How designers can earn a seat at the table

Spot on from Marc Hemeon in this AMA on how designers can earn a seat at the table and gain more influence. I thought all of his answers were really good but this stood out to me.

Hello Noam!!! Damn. Excellent question!

For context here folks, Noam is an incredible human, founder who exited to YouTube, where he became the Director of Product for YouTube and was responsible for many consumer facing parts of YouTube.

As you know, I have always struggled with wanting to have more influence in a company as a designer, at YouTube I always felt the PMs had much more power than the designers and I would get frustrated more designers werent mentioned in the press when a redesign would roll out or a new feature would be talked about – I always wanted a list of designers and engineers names attached to these articles as well. For example this Wired article has a photo of you, Kurt, Nundu and AJ only 🙁 http://www.wired.com/2012/08/500-million-youtube-channels/ When that article came out it bruised my ego a bit – I felt I had a ton of influence on the YouTube leanback experience and wanted some accolades. I realize now how immature and wrong my attitude was.

I now have a massive appreciation for the amount of work it takes in an organization to create new products and features, especially at large companies like YouTube and Google. Heck, even at small companies like North (just 5 full time people) – we can’t do anything without each other. There really is no room for entitled credit hogs who are just in it for their own ego and increase in social capital.

Designers can earn and maintain a seat at the table a few ways: 1. Be easy to work with and listen to everyones feedback (no matter how whacky it is). Don’t raise a ton of objections when you listen, take notes and truly listen.

Have an opinion. Never criticize a product or UX feature without at least having an alternative to present and share. No one likes a complainer

Present design ideas in the way your stakeholders need to hear them. Do you need to do a 1:1? through it in a keynote presentation? Get buy in from your UX Director first before sharing with others? Do you need to print everything out? Do you need to make a prototype? Every company culture is a bit different and all humans learn differently – I have seen a ton of good designs get looked over because they were communicated poorly. Take the time to flex your communication style in a way others can understand.

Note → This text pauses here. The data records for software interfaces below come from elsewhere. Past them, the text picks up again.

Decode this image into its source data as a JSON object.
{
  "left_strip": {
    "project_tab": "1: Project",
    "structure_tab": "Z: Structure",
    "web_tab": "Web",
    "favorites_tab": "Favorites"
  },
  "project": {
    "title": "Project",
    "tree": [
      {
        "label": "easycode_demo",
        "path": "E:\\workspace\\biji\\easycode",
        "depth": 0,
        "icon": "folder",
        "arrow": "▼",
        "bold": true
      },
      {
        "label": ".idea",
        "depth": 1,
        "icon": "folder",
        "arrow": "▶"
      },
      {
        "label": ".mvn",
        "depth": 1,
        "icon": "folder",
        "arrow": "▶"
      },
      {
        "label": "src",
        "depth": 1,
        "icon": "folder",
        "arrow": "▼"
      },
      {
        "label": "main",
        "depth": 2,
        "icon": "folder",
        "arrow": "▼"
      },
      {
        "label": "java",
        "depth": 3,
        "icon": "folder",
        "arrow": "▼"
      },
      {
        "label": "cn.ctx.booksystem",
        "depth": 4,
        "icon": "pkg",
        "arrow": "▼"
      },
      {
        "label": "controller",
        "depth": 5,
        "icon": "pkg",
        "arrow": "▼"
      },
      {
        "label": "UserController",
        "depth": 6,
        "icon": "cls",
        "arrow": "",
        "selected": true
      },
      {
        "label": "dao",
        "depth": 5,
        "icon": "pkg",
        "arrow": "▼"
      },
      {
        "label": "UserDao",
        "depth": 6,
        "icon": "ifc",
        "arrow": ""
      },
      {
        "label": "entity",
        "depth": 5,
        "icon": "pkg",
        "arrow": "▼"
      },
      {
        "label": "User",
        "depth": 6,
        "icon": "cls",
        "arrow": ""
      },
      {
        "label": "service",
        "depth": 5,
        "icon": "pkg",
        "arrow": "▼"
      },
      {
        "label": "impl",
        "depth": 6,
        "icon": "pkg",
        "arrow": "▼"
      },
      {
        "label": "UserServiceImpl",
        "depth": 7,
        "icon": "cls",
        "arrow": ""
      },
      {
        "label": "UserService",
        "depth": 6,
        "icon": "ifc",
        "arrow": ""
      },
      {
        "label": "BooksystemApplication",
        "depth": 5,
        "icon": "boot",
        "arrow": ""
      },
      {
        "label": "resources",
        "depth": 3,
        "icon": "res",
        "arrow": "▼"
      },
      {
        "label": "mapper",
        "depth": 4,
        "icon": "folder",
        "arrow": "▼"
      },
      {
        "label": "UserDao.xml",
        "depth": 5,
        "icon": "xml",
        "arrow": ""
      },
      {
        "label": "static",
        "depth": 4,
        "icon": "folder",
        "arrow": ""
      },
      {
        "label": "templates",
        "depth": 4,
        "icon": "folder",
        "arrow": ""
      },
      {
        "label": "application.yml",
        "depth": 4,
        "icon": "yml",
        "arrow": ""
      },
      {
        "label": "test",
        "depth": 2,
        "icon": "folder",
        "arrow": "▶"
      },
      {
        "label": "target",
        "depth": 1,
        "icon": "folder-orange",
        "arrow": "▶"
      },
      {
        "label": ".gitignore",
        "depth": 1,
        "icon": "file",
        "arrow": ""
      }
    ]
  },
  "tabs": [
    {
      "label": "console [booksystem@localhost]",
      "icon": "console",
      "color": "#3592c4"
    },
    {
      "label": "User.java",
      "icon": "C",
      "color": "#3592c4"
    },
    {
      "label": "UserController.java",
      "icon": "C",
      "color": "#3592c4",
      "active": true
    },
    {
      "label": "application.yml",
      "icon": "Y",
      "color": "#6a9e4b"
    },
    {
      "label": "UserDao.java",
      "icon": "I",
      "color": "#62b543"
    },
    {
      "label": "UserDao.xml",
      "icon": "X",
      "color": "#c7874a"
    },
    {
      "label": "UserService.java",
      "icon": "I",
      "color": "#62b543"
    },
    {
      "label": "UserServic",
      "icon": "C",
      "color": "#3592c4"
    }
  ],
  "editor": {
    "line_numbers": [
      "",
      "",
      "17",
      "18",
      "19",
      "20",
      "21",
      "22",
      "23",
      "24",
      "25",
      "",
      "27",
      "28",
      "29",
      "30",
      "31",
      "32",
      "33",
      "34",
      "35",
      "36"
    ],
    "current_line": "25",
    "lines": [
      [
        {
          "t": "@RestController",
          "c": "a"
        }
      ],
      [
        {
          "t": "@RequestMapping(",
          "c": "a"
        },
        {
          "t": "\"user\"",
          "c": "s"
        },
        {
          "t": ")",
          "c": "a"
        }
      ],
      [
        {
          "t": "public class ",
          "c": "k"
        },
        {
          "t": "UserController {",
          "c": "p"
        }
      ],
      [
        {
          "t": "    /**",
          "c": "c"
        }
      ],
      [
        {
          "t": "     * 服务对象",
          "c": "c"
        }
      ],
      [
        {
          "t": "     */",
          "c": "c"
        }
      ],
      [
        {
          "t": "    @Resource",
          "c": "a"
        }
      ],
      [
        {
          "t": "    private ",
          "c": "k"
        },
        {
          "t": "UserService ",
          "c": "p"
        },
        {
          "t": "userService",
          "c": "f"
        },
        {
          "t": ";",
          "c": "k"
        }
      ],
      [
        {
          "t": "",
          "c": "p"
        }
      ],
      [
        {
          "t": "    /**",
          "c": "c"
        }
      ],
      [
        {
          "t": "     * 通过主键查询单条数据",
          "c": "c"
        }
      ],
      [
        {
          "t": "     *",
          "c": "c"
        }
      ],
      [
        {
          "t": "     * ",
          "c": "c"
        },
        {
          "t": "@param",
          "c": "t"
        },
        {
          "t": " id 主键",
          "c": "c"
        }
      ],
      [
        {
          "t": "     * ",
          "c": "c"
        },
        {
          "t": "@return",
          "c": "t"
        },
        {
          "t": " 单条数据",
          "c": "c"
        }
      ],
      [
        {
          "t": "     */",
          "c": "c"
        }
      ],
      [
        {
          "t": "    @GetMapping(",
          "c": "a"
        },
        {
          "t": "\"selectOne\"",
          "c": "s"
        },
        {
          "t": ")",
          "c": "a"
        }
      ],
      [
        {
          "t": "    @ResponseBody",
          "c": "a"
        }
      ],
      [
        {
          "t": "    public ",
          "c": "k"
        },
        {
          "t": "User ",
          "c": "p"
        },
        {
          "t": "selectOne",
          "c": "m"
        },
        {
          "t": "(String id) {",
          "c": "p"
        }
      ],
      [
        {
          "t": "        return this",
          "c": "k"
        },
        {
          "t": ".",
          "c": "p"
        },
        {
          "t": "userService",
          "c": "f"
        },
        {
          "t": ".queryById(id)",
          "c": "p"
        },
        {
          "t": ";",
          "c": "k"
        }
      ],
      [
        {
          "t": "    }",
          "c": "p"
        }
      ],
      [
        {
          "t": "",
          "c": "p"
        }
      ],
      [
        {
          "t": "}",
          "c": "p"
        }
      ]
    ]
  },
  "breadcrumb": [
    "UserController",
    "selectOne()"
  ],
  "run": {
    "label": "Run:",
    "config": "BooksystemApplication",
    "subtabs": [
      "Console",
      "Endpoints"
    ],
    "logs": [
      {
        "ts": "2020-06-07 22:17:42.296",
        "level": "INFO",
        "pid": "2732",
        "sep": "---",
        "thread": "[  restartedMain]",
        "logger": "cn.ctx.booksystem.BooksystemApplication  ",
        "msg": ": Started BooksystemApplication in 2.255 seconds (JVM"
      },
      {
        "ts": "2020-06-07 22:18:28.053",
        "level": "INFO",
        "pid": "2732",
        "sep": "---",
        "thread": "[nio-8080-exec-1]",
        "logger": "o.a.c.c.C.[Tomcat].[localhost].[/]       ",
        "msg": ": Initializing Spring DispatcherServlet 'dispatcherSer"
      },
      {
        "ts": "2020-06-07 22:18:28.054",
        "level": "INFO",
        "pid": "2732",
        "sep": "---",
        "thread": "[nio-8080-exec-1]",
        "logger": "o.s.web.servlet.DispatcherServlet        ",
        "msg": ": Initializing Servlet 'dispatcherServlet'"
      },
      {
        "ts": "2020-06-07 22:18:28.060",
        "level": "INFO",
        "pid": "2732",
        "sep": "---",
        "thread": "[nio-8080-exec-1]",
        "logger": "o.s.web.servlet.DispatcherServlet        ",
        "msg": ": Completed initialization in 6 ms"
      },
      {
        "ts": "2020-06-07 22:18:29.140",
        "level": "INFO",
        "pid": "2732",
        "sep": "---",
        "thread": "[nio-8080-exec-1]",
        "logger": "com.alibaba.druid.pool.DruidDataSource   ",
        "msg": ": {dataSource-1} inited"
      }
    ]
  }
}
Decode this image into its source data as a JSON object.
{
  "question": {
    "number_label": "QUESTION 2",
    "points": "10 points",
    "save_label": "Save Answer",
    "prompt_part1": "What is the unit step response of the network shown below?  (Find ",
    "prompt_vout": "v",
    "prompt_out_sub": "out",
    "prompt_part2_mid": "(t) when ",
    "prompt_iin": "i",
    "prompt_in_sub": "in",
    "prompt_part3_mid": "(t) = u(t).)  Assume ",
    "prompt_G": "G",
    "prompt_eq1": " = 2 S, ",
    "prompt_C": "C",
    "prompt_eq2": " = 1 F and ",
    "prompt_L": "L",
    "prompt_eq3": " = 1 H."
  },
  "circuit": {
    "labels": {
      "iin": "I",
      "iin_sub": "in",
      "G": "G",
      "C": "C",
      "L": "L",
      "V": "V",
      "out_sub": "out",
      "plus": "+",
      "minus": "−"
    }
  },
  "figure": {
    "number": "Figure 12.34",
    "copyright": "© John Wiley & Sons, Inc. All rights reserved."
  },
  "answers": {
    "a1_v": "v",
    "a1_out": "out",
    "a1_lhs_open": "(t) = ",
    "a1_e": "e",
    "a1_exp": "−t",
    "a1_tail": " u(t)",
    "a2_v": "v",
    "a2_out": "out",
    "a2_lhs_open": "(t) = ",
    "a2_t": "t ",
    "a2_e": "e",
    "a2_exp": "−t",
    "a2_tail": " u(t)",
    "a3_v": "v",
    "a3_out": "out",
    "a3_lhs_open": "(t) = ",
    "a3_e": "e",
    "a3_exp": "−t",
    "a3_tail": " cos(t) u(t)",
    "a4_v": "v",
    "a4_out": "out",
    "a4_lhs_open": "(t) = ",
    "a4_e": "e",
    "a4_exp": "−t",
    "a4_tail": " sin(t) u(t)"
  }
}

Actually solve the problem – don’t just make it look pretty, solve the darn UX problem! I’ve found everyone can get behind a smart UX solution. Designers tend to try to solve design problems with shiny UI and not UX

Give others credit – No designer creates in a vacuum, they are influenced by everyone on the team – nothing worse than someone standing up saying “I solved our sharing UX with this new feature” – better to say – I’ve been working closely with Kevin, Caleb, Jonathan and Ryan on a better way to share articles”

Always follow up and hit your deadlines – if you tell someone you are going to mock up an idea then mock it up! even forgetting to follow through one time hurts your credibility.

Get behind company style guides and existing heuristics – soooo many designers, when they first get to a company want to just redesign everything – chill the F out and take it all in first and understand why things are the way they are – being careful of course not to fall for group think as expressed with the monkey and banana story (read more here: http://johnstepper.com/2013/10/26/the-five-monkeys-experiment-with-a-new-lesson/)

Drink Water

Not sure if I fully answered the question – hahahhahaha